> Assignment: Give each entry back by retyping it exactly as written.
***** Records supplied
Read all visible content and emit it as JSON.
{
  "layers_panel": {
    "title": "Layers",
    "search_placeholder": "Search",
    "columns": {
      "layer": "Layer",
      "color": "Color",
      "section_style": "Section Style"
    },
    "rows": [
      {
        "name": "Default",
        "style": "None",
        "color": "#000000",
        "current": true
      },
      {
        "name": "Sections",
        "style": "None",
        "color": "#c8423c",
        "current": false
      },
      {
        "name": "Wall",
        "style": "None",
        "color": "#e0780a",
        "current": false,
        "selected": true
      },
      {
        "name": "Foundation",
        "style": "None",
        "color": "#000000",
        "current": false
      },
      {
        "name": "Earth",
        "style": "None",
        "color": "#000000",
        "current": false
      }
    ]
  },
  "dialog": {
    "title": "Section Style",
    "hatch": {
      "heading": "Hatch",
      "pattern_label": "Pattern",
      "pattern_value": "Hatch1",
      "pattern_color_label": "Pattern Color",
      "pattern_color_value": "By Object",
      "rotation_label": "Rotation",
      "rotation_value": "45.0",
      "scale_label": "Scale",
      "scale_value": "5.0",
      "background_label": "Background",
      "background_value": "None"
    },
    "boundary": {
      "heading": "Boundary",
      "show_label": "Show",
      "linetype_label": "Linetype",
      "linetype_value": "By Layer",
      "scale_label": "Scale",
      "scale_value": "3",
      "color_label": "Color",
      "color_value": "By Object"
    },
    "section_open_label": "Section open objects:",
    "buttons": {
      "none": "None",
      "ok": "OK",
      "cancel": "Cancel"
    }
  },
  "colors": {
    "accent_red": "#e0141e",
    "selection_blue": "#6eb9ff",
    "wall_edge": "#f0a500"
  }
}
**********
> Written response:
Read all visible content and emit it as JSON.
{
  "layers_panel": {
    "title": "Layers",
    "search_placeholder": "Search",
    "columns": {
      "layer": "Layer",
      "color": "Color",
      "section_style": "Section Style"
    },
    "rows": [
      {
        "name": "Default",
        "style": "None",
        "color": "#000000",
        "current": true
      },
      {
        "name": "Sections",
        "style": "None",
        "color": "#c8423c",
        "current": false
      },
      {
        "name": "Wall",
        "style": "None",
        "color": "#e0780a",
        "current": false,
        "selected": true
      },
      {
        "name": "Foundation",
        "style": "None",
        "color": "#000000",
        "current": false
      },
      {
        "name": "Earth",
        "style": "None",
        "color": "#000000",
        "current": false
      }
    ]
  },
  "dialog": {
    "title": "Section Style",
    "hatch": {
      "heading": "Hatch",
      "pattern_label": "Pattern",
      "pattern_value": "Hatch1",
      "pattern_color_label": "Pattern Color",
      "pattern_color_value": "By Object",
      "rotation_label": "Rotation",
      "rotation_value": "45.0",
      "scale_label": "Scale",
      "scale_value": "5.0",
      "background_label": "Background",
      "background_value": "None"
    },
    "boundary": {
      "heading": "Boundary",
      "show_label": "Show",
      "linetype_label": "Linetype",
      "linetype_value": "By Layer",
      "scale_label": "Scale",
      "scale_value": "3",
      "color_label": "Color",
      "color_value": "By Object"
    },
    "section_open_label": "Section open objects:",
    "buttons": {
      "none": "None",
      "ok": "OK",
      "cancel": "Cancel"
    }
  },
  "colors": {
    "accent_red": "#e0141e",
    "selection_blue": "#6eb9ff",
    "wall_edge": "#f0a500"
  }
}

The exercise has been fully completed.